When can a flexible working request be rejected?

Employees have the right to request a change, not a right to flexible working, and the employer must consider the request – this will not change. There is a balance to be achieved between the commercial and operational requirements of the business and the needs of individual employees; some requests will not be viable.

Employers are still able to reject flexible working requests for several business reasons; for example these currently include:

  • If flexible working will have a detrimental impact on performance and quality of work;
  • When the work cannot be reorganised among other staff;
  • If extra costs that will damage the business;
  • If people cannot be recruited to do the work;
  • If it will negatively impact the ability to meet customer demand;
  • When there is a lack of work to do during the time the employee has requested to work; or
  • If the business is planning changes to the workforce, the request will not fit these plans.
  • Support for employers

Best practise before declining a request for flexible working would be to consider whether there is any negotiation on the request to ensure the needs of the business can be met whilst accommodating the employee, as well as giving consideration to trial periods. Should either of these options be utilised, you should document this and ensure that the employee agrees. Trial periods should be for a reasonable period of time to allow you to fully assess the arrangement, with clear information of what may happen if the trial is deemed unsuccessful.

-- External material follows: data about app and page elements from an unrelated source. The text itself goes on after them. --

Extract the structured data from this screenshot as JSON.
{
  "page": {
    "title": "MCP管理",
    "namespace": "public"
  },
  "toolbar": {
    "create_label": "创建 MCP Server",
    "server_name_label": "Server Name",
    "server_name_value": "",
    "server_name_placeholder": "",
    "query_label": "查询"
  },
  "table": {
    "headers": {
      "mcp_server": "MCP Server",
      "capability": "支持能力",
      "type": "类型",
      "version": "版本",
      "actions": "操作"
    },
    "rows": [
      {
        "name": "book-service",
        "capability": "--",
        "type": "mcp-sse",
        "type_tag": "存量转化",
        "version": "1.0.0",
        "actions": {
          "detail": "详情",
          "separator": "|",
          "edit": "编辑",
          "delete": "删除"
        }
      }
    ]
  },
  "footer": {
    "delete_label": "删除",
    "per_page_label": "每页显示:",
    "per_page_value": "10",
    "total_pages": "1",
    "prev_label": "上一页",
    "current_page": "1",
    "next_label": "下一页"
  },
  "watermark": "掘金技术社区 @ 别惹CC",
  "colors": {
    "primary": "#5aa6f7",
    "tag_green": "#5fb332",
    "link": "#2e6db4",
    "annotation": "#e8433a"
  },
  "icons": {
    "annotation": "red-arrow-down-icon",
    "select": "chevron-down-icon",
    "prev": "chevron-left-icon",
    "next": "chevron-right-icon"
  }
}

What next?

ACAS guidance regarding flexible working was published in 2014. The world of work has been changing with an accelerating pace since then in terms of technology and the way in which many people work since the pandemic, and so the guidance needs to reflect 2023 and beyond employer and employee needs.

Acas opened further consultation to develop their guidance following the introduction of the act to encourage open dialogue with employers about what may be workable. This consultation closed on 6th September 2023 and the responses are currently in the process of being reviewed. Further details will follow in due course.

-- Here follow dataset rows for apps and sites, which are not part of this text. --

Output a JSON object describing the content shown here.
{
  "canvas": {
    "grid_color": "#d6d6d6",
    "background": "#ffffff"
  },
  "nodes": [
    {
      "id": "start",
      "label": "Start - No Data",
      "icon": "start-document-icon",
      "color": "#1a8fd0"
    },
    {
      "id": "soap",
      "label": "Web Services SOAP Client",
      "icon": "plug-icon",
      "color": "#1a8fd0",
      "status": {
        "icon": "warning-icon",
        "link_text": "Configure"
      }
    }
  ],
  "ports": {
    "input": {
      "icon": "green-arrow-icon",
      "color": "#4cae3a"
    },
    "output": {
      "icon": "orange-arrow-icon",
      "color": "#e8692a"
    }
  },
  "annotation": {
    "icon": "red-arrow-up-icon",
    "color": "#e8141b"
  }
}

Once finalised, the updated code should provide a roadmap of best practices for managing flexible working requests.

All employers should ensure their existing policies and procedures are reviewed and be ready to meet the new standards by July 2024.

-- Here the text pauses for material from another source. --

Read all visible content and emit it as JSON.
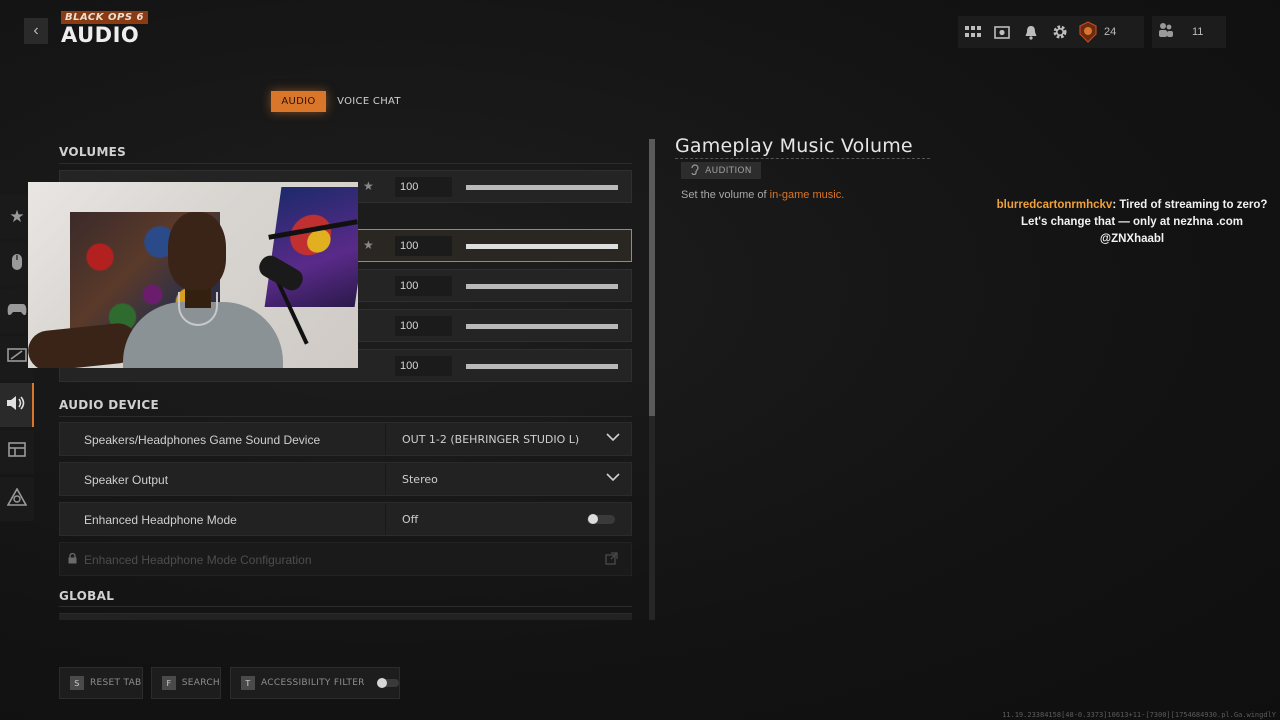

In a market with strong demand for flexible working and where recruitment and retention remain challenging, it is worth considering a wider commercial lens beyond the statutory duties when dealing with flexible working requests to benefit from a more diverse workforce. Employers may inevitably have to deal with a greater number of, and more frequent, requests, and must ensure that they consult with employees and consider requests properly before opting to reject them.

The Government believes that the measures will be good for employers, with research showing that embracing flexible working can attract more talent, improve staff motivation, reduce staff turnover and boost productivity.

Our expert HR Consultants can support you by updating your flexible working policy or employee handbook and finding the appropriate balance for your organisation.

Frequently Asked Questions

Useful questions and answers about “The Employment Relations (Flexible Working) Act 2023 – are you ready?”

What is flexible working?

Flexible working allows employees to adapt for example their working pattern or location to better align with their personal preferences or needs.

How to make a successful flexible working request

Obtain a copy of the Company's flexible working policy and follow the formal request process. Carefully consider and be able to explain your proposal, the benefits and challenges to the Company and those that may be affected.

What are flexible working arrangements?

For eligible employees and subject to the outcome of the request process, flexible working arrangements could include part time hours, compressed patterns such as 9 day fortnights, annualised hours, job sharing and remote working.